By Melissa Johnson
Despite humanity’s eager search for life outside of Earth, space continues to present itself as an inhospitable, frozen vacuum whose only sources of warmth and light are the countless stars scattered across the universe. It can be tempting to anthropomorphize these balls of fire, to project life elsewhere anyway, despite evidence to the contrary.
A glance into a clear night sky reveals stars in many colors, depending on their temperatures, ages, and types. These celestial bodies appear to float on their own in a sea of billions of others, with many light years between each. Some are indeed remote from other stars, but a majority, it turns out, have one or more companions. They dance indefinitely, orbiting one another over vastly different periods of time, from a few minutes to more than half a million years.
In his creative nonfiction piece “A Lunar June,” Brandon Hansen mentions WR 104, a star system whose primary is a Wolf-Rayet (WR) star. The WR star is encompassed by a spiral Wolf–Rayet nebula, often called a pinwheel nebula. Hansen’s piece is a tale of love morphing into friendship, of a man coming to terms with the fact that he can’t have the woman he loves because she is with someone else. He must make the most of the relationship they can have, as friends. This is no small thing for Hansen—he implores his lost love to let them be the kind of friends astronauts Vladimir Komarov and Yuri Gagarin were to each other.
After a failed test flight of the Soyuz 1 spacecraft in 1967, Komarov returned to his loved ones and fellow Russian astronauts not as the Komarov they knew, but as a diminished, lifeless, charred object. Engineers had inspected the spacecraft beforehand and found more than 200 flaws with it, but the powers that be insisted on going forward.
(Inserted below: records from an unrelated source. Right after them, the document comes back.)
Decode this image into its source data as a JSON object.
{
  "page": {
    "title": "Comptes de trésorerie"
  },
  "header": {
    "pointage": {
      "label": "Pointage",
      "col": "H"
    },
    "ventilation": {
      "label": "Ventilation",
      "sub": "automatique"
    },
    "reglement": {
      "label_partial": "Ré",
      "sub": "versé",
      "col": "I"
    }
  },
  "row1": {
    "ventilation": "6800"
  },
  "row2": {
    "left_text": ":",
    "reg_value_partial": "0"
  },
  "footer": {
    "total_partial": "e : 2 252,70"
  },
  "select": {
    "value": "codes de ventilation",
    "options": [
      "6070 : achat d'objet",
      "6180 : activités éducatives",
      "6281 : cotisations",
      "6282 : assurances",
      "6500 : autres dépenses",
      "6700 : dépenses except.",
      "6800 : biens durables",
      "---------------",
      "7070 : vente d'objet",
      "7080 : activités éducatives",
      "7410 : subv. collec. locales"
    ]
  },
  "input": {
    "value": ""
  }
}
Gagarin was Komarov’s backup for the doomed flight and tried to get him bumped, but Komarov sacrificed himself so that Gagarin would not have to die.
Hansen recounts Komarov’s ghastly final moments, when the parachute failed and the descent module crashed into the ground, and tries to temper them with a heartfelt wish:
“I hope Komarov saw these stars as he dove back to Earth – I hope he saw them pinwheel and I hope he saw himself and his best friend Gagarin in them – I hope before the fire whipped the air from his lungs and put him to sleep that he realized that that was soon to be him, that all those white-hot molecules in those stars were little pieces of best friends, spinning together forever now in the range of space, and I hope that brought him some peace.”
Poor Yorick is a journal of rediscovered objects. Sometimes these objects are rich with history. Other times, they are important only to one or two people. At the end of “A Lunar June,” which is styled as an email, Hansen tells his friend that he left some items by the tree where they fell in love. Read our interview with him to learn if she ever discovered them.
Krulwich, Robert. “Cosmonaut Crashed Into Earth ‘Crying In Rage.’” NPR.org. March 18, 2011. http://www.npr.org/sections/krulwich/2011/05/02/134597833/cosmonaut-crashed-into-earth-crying-in-rage.
School of Physics, University of Sydney. “The Twisted Tale of Wolf-Rayet 104: First of the Pinwheel Nebulae.” Accessed Sept. 18, 2017. http://www.physics.usyd.edu.au/~gekko/wr104.html